Nowhere have we seen more extreme emotions than Eton Dorney where the British rowers have given absolutely everything and delivered our greatest medal haul in the history of their sport.
The day began with superlative gold medal winning performances for the men’s coxless four of Pete Reed, Andy Triggs Hodge, Tom James and Alex Gregory, followed by Katherine Copeland and Sophie Hosking in the women’s lightweight double sculls.
But then came the raw pain of failing to retain their Olympic crown for Zac Purchase and Mark Hunter in the lightweight men’s double sculls. Given a second chance when the final was re-started after a broken seat brought their race to a halt, the British duo made a superhuman effort to hold off the Danes. But they had to settle for silver when they were caught in the final surge for the line.
As former Olympic champion Rebecca Adlington so passionately proclaimed yesterday after winning her second bronze of these Games, there is absolutely no shame in winning silver or bronze. A medal of any colour is simply outstanding. But Purchase and Hunter were unable to share that sentiment when they were left shattered and devastated at Eton Dorney.
Watching Sir Stephen Redgrave assist the medics help distraught Hunter to his feet onlookers shared the raw pain of defeat that was so overpowering it was impossible not to feel emotional. The subsequent interview for Hunter and Purchase live on TV with the BBC’s John Inverdale was painful to watch. Even the veteran interviewer was close to tears as his lips trembled when he handed back to the studio.

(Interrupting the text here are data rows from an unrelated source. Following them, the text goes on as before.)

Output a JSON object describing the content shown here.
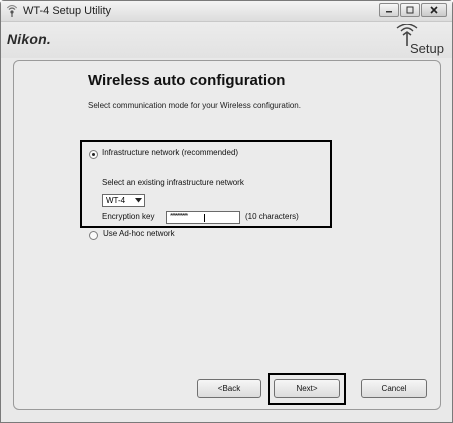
{
  "window": {
    "title": "WT-4 Setup Utility"
  },
  "header": {
    "brand": "Nikon.",
    "setup_label": "Setup",
    "setup_icon": "antenna-icon"
  },
  "panel": {
    "heading": "Wireless auto configuration",
    "subtext": "Select communication mode for your Wireless configuration."
  },
  "options": {
    "infrastructure": {
      "label": "Infrastructure network (recommended)",
      "checked": true
    },
    "select_network_label": "Select an existing infrastructure network",
    "network_dropdown": {
      "value": "WT-4"
    },
    "encryption_key": {
      "label": "Encryption key",
      "value": "**********",
      "hint": "(10 characters)"
    },
    "adhoc": {
      "label": "Use Ad-hoc network",
      "checked": false
    }
  },
  "buttons": {
    "back": "<Back",
    "next": "Next>",
    "cancel": "Cancel"
  }
}
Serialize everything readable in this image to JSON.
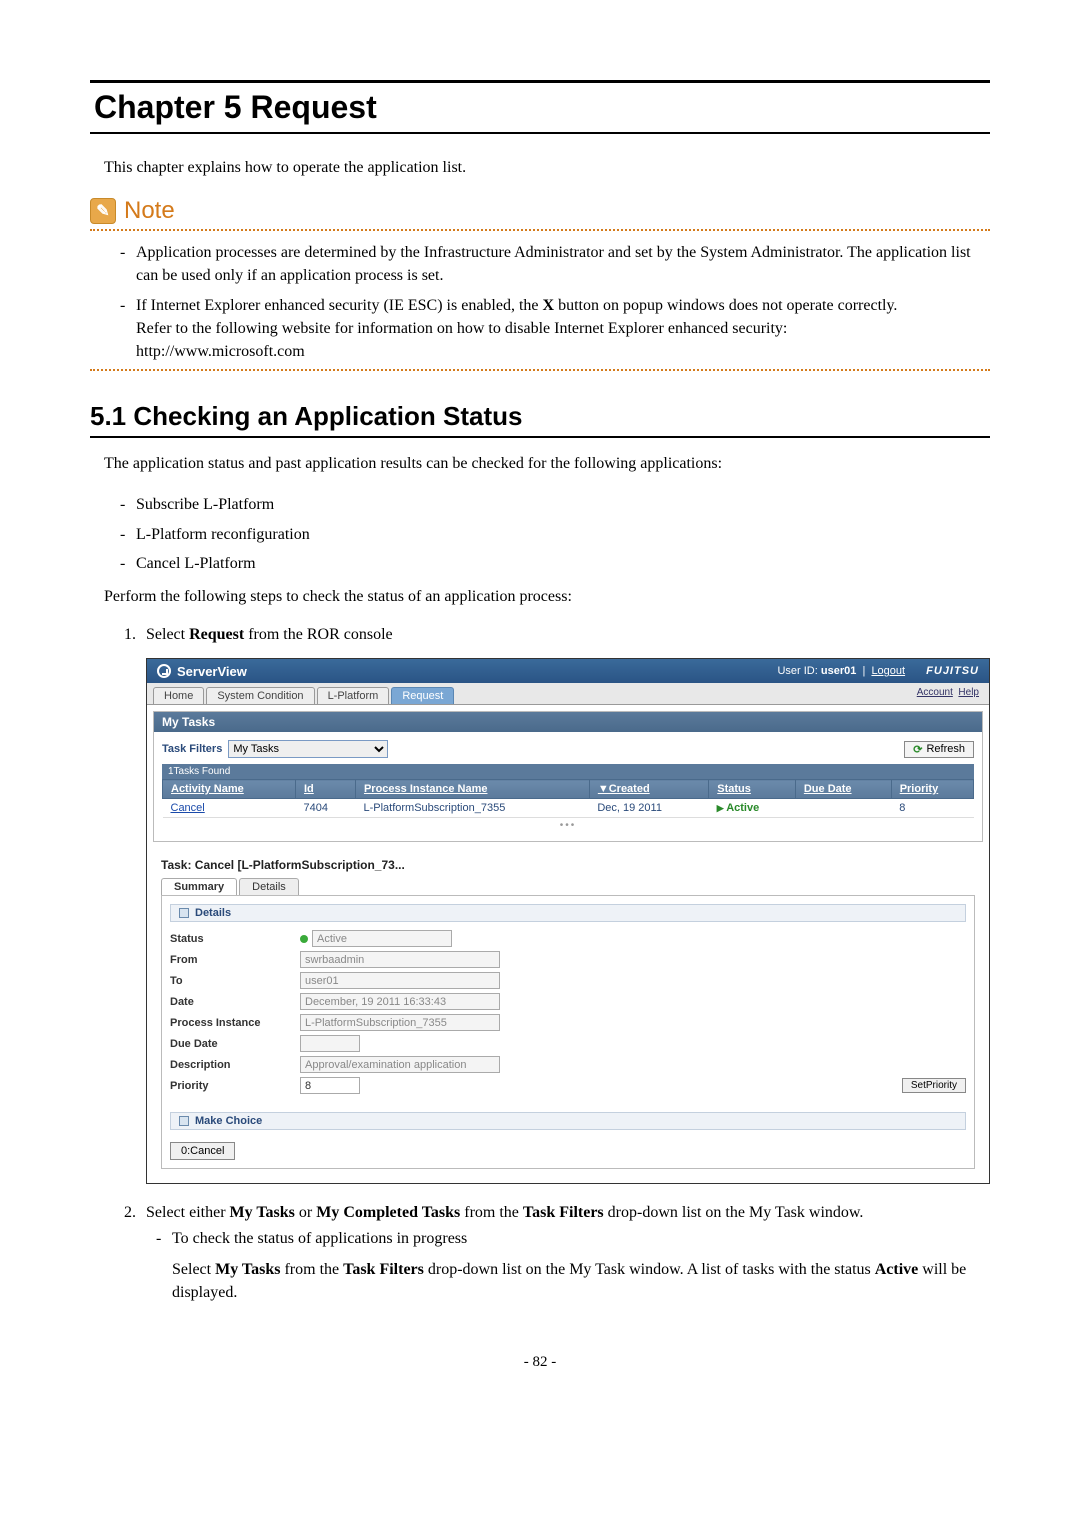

But this is why we love sport and why the Olympics is The Greatest Show on Earth. The full range of human emotions experienced in the quest to be the best sports men and women on the planet all contribute to the ultimate drama. But the priceless value of sport is much more than the entertainment it provides – and this is the rub.
There are too many people in Britain who for far too long have argued against the value of sport because of the fear of losing. Learning how to win and lose is one of the most valuable lessons we can experience in life. Sport teaches us so much about ourselves. It teaches us personal discipline. It teaches us how to fight for what we want. Sport in my humble opinion is the most important subject in any school’s curriculum. I sincerely hope that London 2012 will help restore sport to its rightful place in our nation’s hearts and minds.
The pain of losing is no reason to shy away from sport. What doesn’t kill us makes us stronger – and I am certain that is how every athlete will feel when they eventually come to terms with the disappointment of not achieving their goal. Meanwhile, for the winners there can be no greater experience and the pain makes the glory all the more special.